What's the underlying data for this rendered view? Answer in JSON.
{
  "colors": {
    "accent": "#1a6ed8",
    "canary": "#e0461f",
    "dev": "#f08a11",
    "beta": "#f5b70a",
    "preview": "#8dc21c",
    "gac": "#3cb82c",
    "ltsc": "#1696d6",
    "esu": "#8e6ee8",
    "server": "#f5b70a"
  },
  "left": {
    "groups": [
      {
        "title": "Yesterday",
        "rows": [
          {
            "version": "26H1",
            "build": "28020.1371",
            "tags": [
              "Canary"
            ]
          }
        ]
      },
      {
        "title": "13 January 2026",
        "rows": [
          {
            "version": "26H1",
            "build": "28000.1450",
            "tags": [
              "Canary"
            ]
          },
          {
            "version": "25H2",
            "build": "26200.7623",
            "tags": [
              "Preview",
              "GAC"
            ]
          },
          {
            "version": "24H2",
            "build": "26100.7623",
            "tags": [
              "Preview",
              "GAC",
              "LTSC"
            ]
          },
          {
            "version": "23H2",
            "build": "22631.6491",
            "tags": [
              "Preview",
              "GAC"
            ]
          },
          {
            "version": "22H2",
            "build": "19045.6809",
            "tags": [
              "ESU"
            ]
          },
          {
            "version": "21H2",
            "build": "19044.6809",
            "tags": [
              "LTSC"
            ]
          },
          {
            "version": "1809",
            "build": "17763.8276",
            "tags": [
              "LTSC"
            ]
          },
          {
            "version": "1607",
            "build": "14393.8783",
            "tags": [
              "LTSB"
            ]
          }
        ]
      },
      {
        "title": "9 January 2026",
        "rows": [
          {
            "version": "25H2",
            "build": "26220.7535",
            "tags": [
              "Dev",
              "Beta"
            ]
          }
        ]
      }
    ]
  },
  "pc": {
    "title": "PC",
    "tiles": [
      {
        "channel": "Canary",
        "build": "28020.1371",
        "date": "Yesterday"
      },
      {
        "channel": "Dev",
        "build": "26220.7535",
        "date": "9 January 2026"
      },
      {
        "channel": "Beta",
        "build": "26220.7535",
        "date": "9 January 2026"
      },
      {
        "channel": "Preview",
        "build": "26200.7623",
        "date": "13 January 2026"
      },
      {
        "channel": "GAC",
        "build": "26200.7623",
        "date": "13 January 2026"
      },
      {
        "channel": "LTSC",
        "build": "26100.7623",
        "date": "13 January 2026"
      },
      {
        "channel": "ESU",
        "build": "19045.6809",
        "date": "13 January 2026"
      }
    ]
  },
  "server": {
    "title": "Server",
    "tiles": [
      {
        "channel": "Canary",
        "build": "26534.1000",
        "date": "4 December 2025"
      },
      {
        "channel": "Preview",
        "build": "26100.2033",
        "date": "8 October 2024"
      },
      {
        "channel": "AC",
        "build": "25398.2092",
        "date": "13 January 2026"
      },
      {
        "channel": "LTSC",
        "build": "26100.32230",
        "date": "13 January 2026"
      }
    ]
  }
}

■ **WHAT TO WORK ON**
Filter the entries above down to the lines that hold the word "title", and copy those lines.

■ **WORKED SOLUTION**
        "title": "Yesterday",
        "title": "13 January 2026",
        "title": "9 January 2026",
    "title": "PC",
    "title": "Server",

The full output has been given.